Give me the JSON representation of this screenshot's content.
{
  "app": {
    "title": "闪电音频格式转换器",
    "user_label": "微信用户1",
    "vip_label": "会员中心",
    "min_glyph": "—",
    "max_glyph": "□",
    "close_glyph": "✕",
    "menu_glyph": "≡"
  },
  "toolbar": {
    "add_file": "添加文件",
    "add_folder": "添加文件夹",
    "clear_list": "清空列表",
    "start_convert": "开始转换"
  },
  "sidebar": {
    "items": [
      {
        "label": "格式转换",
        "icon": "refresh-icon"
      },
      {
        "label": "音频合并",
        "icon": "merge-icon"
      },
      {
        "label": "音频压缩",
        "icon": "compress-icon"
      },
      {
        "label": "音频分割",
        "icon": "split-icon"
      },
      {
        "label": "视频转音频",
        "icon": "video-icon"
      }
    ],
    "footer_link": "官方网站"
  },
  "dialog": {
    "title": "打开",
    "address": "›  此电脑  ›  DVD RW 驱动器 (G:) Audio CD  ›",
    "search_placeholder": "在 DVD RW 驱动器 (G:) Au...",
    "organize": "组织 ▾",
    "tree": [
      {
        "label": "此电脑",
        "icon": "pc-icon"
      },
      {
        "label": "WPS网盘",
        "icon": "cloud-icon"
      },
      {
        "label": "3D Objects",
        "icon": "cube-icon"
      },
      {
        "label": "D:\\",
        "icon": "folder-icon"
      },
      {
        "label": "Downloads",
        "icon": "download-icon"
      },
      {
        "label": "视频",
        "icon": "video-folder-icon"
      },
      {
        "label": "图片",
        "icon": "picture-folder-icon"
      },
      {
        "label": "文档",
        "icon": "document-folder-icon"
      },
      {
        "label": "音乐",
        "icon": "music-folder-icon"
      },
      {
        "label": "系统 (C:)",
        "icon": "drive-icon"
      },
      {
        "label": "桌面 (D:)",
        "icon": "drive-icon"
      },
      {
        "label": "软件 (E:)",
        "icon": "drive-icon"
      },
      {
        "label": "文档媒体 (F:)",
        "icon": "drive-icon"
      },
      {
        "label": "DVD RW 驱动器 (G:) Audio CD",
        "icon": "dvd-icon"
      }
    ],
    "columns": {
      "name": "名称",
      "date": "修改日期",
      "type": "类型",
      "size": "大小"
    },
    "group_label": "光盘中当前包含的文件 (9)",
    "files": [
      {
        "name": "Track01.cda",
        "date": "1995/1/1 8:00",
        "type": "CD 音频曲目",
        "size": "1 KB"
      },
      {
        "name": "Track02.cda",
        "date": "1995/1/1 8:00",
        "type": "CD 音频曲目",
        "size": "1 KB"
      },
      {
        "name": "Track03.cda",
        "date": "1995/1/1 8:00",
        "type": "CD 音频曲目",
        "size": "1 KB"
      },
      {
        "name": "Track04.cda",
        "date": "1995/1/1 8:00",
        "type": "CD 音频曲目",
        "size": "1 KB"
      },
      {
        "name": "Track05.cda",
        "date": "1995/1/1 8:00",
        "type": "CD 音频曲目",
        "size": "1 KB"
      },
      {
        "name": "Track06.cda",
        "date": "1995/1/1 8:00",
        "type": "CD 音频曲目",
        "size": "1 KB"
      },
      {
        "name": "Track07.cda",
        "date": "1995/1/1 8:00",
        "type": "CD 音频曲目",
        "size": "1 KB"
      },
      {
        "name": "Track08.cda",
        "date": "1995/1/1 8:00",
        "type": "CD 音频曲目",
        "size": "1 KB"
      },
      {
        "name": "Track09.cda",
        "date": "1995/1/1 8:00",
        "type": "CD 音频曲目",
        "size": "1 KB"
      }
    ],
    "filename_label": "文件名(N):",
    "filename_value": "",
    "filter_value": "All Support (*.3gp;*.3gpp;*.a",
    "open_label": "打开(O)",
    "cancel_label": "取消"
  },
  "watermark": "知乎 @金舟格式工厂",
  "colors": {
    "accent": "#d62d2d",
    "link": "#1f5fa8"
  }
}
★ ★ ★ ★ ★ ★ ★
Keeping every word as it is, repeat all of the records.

Give me the JSON representation of this screenshot's content.
{
  "app": {
    "title": "闪电音频格式转换器",
    "user_label": "微信用户1",
    "vip_label": "会员中心",
    "min_glyph": "—",
    "max_glyph": "□",
    "close_glyph": "✕",
    "menu_glyph": "≡"
  },
  "toolbar": {
    "add_file": "添加文件",
    "add_folder": "添加文件夹",
    "clear_list": "清空列表",
    "start_convert": "开始转换"
  },
  "sidebar": {
    "items": [
      {
        "label": "格式转换",
        "icon": "refresh-icon"
      },
      {
        "label": "音频合并",
        "icon": "merge-icon"
      },
      {
        "label": "音频压缩",
        "icon": "compress-icon"
      },
      {
        "label": "音频分割",
        "icon": "split-icon"
      },
      {
        "label": "视频转音频",
        "icon": "video-icon"
      }
    ],
    "footer_link": "官方网站"
  },
  "dialog": {
    "title": "打开",
    "address": "›  此电脑  ›  DVD RW 驱动器 (G:) Audio CD  ›",
    "search_placeholder": "在 DVD RW 驱动器 (G:) Au...",
    "organize": "组织 ▾",
    "tree": [
      {
        "label": "此电脑",
        "icon": "pc-icon"
      },
      {
        "label": "WPS网盘",
        "icon": "cloud-icon"
      },
      {
        "label": "3D Objects",
        "icon": "cube-icon"
      },
      {
        "label": "D:\\",
        "icon": "folder-icon"
      },
      {
        "label": "Downloads",
        "icon": "download-icon"
      },
      {
        "label": "视频",
        "icon": "video-folder-icon"
      },
      {
        "label": "图片",
        "icon": "picture-folder-icon"
      },
      {
        "label": "文档",
        "icon": "document-folder-icon"
      },
      {
        "label": "音乐",
        "icon": "music-folder-icon"
      },
      {
        "label": "系统 (C:)",
        "icon": "drive-icon"
      },
      {
        "label": "桌面 (D:)",
        "icon": "drive-icon"
      },
      {
        "label": "软件 (E:)",
        "icon": "drive-icon"
      },
      {
        "label": "文档媒体 (F:)",
        "icon": "drive-icon"
      },
      {
        "label": "DVD RW 驱动器 (G:) Audio CD",
        "icon": "dvd-icon"
      }
    ],
    "columns": {
      "name": "名称",
      "date": "修改日期",
      "type": "类型",
      "size": "大小"
    },
    "group_label": "光盘中当前包含的文件 (9)",
    "files": [
      {
        "name": "Track01.cda",
        "date": "1995/1/1 8:00",
        "type": "CD 音频曲目",
        "size": "1 KB"
      },
      {
        "name": "Track02.cda",
        "date": "1995/1/1 8:00",
        "type": "CD 音频曲目",
        "size": "1 KB"
      },
      {
        "name": "Track03.cda",
        "date": "1995/1/1 8:00",
        "type": "CD 音频曲目",
        "size": "1 KB"
      },
      {
        "name": "Track04.cda",
        "date": "1995/1/1 8:00",
        "type": "CD 音频曲目",
        "size": "1 KB"
      },
      {
        "name": "Track05.cda",
        "date": "1995/1/1 8:00",
        "type": "CD 音频曲目",
        "size": "1 KB"
      },
      {
        "name": "Track06.cda",
        "date": "1995/1/1 8:00",
        "type": "CD 音频曲目",
        "size": "1 KB"
      },
      {
        "name": "Track07.cda",
        "date": "1995/1/1 8:00",
        "type": "CD 音频曲目",
        "size": "1 KB"
      },
      {
        "name": "Track08.cda",
        "date": "1995/1/1 8:00",
        "type": "CD 音频曲目",
        "size": "1 KB"
      },
      {
        "name": "Track09.cda",
        "date": "1995/1/1 8:00",
        "type": "CD 音频曲目",
        "size": "1 KB"
      }
    ],
    "filename_label": "文件名(N):",
    "filename_value": "",
    "filter_value": "All Support (*.3gp;*.3gpp;*.a",
    "open_label": "打开(O)",
    "cancel_label": "取消"
  },
  "watermark": "知乎 @金舟格式工厂",
  "colors": {
    "accent": "#d62d2d",
    "link": "#1f5fa8"
  }
}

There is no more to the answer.